Welcome to My Website.

My country has been a great inspiration for my work. The years of my childhood, and later my mature years of doing research on violence as a psychologist during apartheid exposed me to both the ugliest and gentlest moments in the social and political landscape of our country. The transition from apartheid to democracy was another period of both tragedy and excitement. This state of ambiguity has defined our country and expressed itself again through the work of the Truth and Reconciliation Commission—a process that became a site for the promise of a future in which we are now witnessing elements of the past. I am interested in probing this intergenerational dynamic in South Africa’s history, through language in all its representational forms, including the arts.

Professor and Research Chair, Stellenbosch University

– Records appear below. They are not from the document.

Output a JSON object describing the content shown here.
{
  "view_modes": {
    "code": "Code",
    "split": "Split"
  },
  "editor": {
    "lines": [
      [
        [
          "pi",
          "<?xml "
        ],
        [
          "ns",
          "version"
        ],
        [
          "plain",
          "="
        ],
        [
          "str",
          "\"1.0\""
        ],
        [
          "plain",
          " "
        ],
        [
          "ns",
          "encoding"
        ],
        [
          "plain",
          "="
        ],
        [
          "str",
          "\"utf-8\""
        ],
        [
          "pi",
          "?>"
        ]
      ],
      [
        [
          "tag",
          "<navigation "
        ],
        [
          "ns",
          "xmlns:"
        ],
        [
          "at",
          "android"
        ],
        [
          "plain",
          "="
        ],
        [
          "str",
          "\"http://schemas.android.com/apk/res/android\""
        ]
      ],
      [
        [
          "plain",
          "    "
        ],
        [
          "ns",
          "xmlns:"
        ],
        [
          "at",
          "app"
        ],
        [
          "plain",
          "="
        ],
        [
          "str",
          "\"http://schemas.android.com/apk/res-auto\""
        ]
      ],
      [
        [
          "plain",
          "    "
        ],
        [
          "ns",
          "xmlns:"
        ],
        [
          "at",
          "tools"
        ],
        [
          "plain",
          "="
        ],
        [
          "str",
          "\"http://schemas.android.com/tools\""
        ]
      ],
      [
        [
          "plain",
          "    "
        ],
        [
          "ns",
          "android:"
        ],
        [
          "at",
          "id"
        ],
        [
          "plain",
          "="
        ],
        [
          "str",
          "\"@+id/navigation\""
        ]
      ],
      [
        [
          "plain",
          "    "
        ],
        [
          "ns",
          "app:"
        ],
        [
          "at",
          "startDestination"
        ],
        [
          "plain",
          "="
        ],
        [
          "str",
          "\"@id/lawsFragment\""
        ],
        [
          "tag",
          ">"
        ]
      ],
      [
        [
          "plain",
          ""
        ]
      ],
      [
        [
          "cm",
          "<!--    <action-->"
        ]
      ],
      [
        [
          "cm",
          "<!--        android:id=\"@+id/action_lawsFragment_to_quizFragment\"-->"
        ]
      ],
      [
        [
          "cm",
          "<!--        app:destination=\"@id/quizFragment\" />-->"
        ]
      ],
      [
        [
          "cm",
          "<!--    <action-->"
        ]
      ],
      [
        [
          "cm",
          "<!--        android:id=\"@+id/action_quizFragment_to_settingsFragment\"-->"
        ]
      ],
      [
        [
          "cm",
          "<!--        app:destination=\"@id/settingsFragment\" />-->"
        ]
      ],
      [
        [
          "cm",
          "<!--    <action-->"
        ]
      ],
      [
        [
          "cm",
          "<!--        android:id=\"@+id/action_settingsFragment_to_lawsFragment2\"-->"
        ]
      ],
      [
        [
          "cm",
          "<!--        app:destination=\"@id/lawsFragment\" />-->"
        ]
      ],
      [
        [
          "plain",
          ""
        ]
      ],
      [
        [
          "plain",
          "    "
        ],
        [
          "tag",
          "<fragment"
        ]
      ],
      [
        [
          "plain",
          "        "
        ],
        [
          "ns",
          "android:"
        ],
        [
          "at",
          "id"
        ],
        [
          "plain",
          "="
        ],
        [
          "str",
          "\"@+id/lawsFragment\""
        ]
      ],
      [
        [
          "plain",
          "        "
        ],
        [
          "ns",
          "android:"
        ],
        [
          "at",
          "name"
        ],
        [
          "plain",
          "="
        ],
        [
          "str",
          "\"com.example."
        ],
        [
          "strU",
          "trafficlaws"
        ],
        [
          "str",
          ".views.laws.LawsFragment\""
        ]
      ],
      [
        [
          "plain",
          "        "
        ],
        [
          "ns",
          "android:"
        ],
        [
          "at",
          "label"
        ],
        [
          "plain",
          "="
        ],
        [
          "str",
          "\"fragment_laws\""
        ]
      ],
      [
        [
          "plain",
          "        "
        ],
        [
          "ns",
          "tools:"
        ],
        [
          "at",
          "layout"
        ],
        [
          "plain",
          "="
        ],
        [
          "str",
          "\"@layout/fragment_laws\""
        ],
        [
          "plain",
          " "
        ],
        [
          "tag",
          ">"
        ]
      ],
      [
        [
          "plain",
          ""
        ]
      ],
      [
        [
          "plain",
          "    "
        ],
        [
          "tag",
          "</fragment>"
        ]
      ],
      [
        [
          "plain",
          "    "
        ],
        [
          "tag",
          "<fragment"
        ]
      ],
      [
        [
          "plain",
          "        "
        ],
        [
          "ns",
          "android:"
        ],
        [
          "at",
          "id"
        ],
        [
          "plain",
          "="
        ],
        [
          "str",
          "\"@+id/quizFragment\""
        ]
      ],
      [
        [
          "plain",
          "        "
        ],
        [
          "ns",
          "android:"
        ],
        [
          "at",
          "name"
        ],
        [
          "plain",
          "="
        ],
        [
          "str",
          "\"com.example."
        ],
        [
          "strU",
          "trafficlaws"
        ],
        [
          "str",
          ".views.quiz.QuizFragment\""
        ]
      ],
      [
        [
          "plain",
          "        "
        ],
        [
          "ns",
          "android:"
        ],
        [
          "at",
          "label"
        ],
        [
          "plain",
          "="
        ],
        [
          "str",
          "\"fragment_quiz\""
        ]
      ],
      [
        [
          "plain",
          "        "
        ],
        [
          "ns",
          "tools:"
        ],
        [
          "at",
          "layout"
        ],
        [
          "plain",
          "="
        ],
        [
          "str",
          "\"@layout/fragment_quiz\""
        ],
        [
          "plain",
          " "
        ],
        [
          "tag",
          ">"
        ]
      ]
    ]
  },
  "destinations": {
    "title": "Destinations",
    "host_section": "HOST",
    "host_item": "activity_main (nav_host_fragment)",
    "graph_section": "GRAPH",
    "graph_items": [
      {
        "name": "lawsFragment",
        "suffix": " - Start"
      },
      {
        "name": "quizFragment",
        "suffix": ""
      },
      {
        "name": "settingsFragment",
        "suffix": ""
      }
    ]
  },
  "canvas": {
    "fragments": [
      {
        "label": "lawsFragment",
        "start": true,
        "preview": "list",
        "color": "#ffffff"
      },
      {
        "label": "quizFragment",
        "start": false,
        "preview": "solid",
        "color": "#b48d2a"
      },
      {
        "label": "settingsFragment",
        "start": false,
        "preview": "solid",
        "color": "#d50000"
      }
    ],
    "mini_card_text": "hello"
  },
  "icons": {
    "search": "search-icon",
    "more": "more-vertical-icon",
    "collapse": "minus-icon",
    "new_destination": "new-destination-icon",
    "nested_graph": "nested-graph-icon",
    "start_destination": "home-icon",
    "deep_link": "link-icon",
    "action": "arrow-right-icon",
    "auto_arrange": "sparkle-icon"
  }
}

History, Trauma and Shame : Engaging the Past through Second Generation Dialogue

History, Trauma and Shame provides an in-depth examination of the sustained dialogue about the past between children of Holocaust survivors and descendants of families whose parents were either directly or indirectly involved in Nazi crimes.

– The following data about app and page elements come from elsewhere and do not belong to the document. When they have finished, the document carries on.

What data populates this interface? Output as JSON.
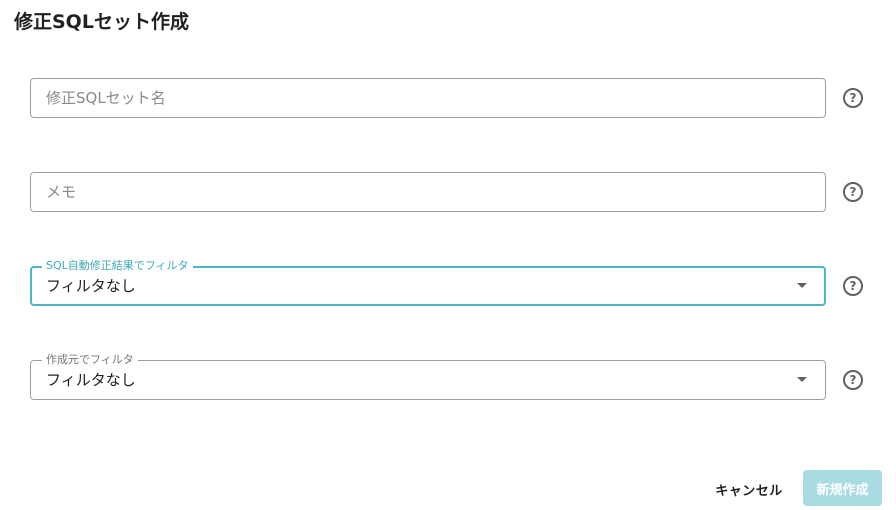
{
  "dialog": {
    "title": "修正SQLセット作成"
  },
  "fields": {
    "name": {
      "placeholder": "修正SQLセット名",
      "value": ""
    },
    "memo": {
      "placeholder": "メモ",
      "value": ""
    },
    "auto_fix_filter": {
      "label": "SQL自動修正結果でフィルタ",
      "value": "フィルタなし"
    },
    "origin_filter": {
      "label": "作成元でフィルタ",
      "value": "フィルタなし"
    }
  },
  "help_icon_glyph": "?",
  "actions": {
    "cancel_label": "キャンセル",
    "create_label": "新規作成"
  },
  "colors": {
    "accent": "#4db6c5",
    "create_disabled_bg": "#a8dbe2"
  }
}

Adam Levin has written a review of the book here.

More about this book here

Research Spotlight.

Digital Exhibition: Through the Eyes of Survivors of Apartheid

I would like to share with you a digital exhibition that is based on excerpts from the stories in the book These Are the Things that Sit with us. The digital exhibition is presented in photographs of the storytellers, text from excerpts of their stories, voices of drama students reading the stories, and images and artefacts associated with the storytellers’ experiences during apartheid. Third year students from the Visual Arts department at Stellenbosch University were invited to choose a story from the book and to present their responses in visually creative ways. The result has been extraordinary drawings and animations produced by the students. A few of the students’ artwork have been posted online and can be accessed here. With this project, our goal is to share insights with scholars from different disciplinary backgrounds, and to expand the domain of inquiry on trauma and to place apartheid trauma in the centre of these debates.

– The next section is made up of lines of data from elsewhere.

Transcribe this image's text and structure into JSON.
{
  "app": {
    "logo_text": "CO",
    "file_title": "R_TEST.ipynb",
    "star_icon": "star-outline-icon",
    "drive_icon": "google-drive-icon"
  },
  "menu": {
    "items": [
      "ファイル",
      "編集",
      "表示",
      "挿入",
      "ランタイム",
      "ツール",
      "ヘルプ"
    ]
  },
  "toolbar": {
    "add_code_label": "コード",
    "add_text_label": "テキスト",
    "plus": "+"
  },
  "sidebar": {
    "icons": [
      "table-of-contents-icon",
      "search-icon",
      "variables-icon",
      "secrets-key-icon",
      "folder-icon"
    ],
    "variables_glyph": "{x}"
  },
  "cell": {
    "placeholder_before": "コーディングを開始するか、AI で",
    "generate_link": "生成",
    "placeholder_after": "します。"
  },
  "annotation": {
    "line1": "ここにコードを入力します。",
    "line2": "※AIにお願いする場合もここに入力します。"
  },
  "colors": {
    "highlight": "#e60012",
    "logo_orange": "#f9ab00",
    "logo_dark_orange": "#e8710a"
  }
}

View Exhibition


View all Lectures

A Human being Died that Night

I talked for more than 46 hours over the course of three months with Eugene de Kock. People like de Kock were necessary for apartheid to survive. I wanted to understand his past, and the limits to which he was driven as a decorated police in his role as apartheid's crusader. De Kock was a window through which to probe the sophistication and subtlety with which apartheid drew its followers to support its violent mission, and to understand the society of white voters who encouraged his actions.
View Related Entries
I wrote the book during an extended fellowship and affiliation with various Harvard's institutes between 2000 and 2002. The Truth and Reconciliation Commission's work opened up a global scholarly and public debate on reconciliation and forgiveness in post-conflict societies, and the book became part of these broader debates. What surprised me the most is how the book would resonate with Germans and put the intergenerational impact of the Nazi past in dialogue with South Africa's TRC process. The book I edited History, Trauma and Shame: Engaging the Past through Second Generation Dialogue flows directly from this transnational engagement.